───── DATA SHOWN ─────

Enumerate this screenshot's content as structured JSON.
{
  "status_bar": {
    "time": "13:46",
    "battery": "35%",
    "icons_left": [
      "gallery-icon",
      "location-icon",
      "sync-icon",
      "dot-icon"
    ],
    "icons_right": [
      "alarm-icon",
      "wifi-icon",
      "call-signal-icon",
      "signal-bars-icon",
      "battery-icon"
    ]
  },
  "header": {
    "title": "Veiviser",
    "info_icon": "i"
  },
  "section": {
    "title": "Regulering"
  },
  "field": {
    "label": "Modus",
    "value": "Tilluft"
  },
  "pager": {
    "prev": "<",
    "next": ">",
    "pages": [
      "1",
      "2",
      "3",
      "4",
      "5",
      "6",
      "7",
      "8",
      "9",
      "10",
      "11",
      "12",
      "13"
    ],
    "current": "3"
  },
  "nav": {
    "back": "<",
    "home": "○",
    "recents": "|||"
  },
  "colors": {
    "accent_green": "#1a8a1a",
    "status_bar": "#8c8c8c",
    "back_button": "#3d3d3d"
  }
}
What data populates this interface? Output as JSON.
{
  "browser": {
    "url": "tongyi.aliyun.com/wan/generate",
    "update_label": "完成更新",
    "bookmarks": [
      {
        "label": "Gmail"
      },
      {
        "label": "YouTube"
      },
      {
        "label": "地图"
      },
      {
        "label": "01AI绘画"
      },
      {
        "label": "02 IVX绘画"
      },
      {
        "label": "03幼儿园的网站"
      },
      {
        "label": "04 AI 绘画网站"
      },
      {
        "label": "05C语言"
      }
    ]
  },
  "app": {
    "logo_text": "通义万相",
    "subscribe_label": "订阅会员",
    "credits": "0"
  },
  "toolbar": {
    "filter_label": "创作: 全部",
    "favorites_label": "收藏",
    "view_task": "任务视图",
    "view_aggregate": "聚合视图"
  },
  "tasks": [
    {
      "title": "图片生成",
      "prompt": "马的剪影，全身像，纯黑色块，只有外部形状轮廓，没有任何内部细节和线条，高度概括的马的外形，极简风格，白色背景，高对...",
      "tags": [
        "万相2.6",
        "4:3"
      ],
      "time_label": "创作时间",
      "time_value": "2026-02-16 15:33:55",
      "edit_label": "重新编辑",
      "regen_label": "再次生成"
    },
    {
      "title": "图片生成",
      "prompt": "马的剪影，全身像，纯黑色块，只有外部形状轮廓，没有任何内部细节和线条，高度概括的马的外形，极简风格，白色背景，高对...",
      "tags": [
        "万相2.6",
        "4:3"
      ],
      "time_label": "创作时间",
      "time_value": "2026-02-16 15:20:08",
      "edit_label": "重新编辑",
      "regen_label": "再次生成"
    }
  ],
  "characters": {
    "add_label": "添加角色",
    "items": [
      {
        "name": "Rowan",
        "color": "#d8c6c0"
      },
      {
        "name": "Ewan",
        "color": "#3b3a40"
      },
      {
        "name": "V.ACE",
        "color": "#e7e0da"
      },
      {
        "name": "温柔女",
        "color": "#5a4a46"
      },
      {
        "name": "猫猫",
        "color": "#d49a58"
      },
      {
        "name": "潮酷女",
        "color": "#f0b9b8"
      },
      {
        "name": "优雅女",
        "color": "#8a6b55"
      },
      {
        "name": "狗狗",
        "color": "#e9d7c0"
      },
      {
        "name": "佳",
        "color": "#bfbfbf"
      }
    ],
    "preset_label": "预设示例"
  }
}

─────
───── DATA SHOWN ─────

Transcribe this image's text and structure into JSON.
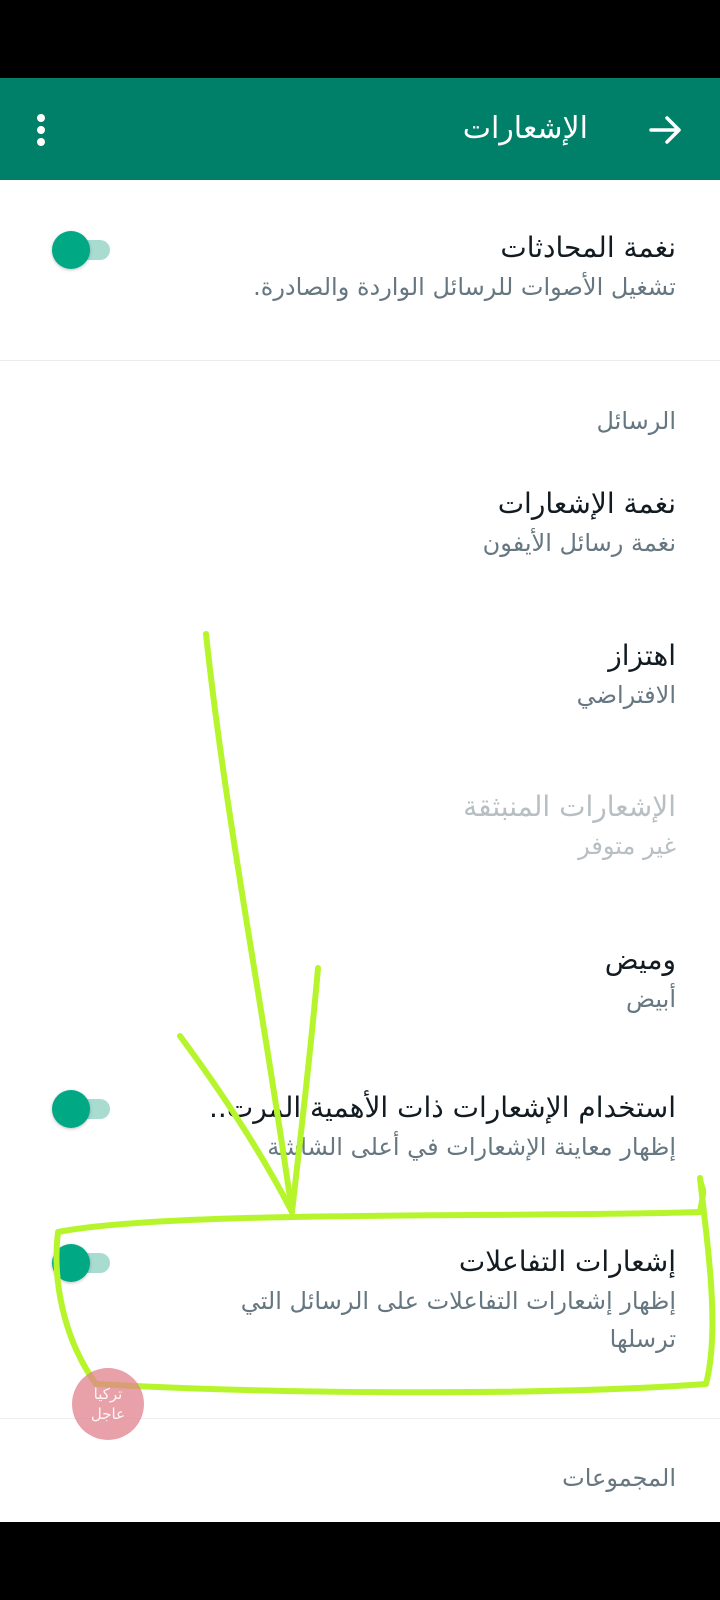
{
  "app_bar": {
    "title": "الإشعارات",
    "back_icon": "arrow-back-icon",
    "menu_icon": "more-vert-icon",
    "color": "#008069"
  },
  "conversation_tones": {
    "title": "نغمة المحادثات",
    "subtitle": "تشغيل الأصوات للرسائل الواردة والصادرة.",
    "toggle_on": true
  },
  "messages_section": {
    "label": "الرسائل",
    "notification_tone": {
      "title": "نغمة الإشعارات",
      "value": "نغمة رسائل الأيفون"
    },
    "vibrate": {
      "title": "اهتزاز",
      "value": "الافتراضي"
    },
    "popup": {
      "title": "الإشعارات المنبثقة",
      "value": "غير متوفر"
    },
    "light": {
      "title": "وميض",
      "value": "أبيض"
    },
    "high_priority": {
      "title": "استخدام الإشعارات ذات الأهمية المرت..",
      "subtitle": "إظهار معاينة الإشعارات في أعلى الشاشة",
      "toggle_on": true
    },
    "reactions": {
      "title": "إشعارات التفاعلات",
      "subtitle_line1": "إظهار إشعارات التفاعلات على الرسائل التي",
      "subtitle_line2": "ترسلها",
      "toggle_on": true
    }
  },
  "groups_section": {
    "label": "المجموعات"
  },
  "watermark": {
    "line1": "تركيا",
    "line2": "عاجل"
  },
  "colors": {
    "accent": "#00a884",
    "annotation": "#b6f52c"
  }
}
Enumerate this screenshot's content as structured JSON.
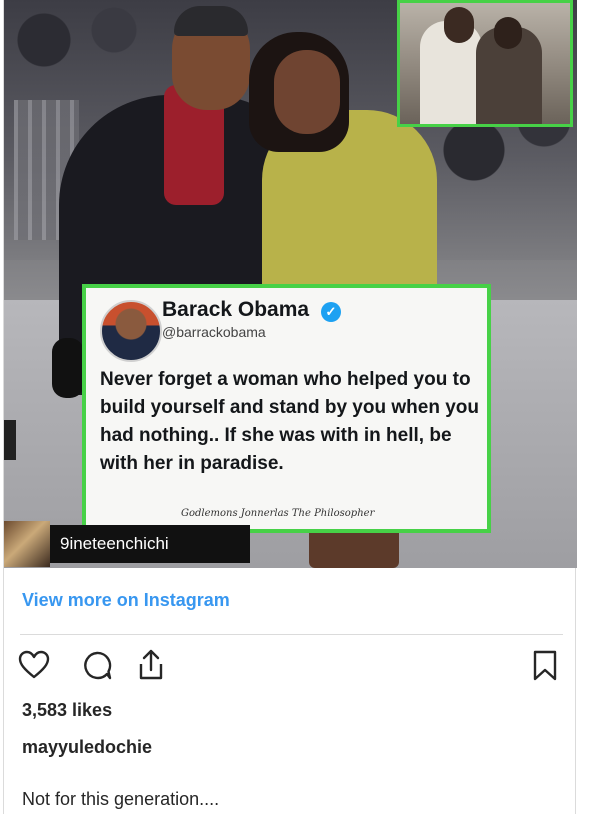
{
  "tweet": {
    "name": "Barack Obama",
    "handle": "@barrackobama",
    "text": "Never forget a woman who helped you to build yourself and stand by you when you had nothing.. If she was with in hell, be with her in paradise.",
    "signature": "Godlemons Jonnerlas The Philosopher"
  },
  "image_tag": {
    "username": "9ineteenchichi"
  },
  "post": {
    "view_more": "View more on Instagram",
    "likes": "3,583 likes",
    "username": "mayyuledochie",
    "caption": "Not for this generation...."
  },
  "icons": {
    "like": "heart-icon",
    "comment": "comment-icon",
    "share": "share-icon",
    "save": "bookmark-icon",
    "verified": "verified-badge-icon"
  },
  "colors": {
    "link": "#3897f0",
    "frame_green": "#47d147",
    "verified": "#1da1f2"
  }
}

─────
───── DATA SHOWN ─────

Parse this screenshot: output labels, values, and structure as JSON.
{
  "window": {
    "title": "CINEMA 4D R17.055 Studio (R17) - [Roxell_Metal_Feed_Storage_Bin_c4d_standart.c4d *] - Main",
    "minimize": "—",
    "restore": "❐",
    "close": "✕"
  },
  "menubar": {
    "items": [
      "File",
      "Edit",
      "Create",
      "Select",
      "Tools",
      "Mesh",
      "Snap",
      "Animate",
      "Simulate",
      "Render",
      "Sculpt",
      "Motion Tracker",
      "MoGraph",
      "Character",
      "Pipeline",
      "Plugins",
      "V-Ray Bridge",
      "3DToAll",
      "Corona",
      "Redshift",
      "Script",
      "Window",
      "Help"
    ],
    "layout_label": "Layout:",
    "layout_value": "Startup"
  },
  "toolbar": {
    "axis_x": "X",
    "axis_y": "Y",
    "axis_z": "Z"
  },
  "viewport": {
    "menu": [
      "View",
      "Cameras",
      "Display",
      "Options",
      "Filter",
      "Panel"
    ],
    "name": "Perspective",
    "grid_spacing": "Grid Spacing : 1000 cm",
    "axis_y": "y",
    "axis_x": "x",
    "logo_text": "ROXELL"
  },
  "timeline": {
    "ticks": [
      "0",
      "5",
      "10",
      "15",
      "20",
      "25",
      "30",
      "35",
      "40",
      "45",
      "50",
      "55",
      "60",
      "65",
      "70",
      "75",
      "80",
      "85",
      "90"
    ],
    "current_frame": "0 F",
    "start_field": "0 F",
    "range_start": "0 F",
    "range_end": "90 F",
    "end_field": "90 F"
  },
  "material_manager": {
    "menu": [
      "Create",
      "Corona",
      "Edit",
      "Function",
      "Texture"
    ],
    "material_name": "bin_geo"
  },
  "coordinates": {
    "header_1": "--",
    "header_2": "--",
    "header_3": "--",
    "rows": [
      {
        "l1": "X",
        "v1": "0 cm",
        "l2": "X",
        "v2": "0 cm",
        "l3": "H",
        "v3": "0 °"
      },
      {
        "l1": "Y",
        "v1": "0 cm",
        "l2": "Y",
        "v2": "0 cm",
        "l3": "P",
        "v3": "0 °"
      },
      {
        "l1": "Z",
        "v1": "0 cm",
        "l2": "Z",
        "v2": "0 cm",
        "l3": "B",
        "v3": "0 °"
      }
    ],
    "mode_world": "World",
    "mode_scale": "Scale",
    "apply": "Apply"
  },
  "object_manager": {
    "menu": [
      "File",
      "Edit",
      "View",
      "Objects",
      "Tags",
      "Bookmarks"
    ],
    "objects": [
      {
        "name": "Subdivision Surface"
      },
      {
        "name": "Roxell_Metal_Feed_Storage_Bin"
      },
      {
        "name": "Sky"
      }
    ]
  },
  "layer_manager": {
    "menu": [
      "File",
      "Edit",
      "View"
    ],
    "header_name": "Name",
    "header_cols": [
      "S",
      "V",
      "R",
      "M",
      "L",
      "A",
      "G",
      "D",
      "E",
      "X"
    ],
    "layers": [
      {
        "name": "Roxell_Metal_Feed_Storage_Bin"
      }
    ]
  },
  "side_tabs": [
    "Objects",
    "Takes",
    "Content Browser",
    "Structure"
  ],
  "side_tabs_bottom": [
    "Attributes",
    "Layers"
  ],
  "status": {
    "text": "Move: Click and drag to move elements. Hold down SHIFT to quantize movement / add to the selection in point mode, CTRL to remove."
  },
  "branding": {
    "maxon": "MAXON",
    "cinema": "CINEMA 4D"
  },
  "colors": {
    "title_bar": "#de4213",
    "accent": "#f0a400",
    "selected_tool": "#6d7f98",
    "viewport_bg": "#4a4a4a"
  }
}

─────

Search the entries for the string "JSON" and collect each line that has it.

Enumerate this screenshot's content as structured JSON.
What data populates this interface? Output as JSON.
Transcribe this image's text and structure into JSON.
Enumerate this screenshot's content as structured JSON.
Parse this screenshot: output labels, values, and structure as JSON.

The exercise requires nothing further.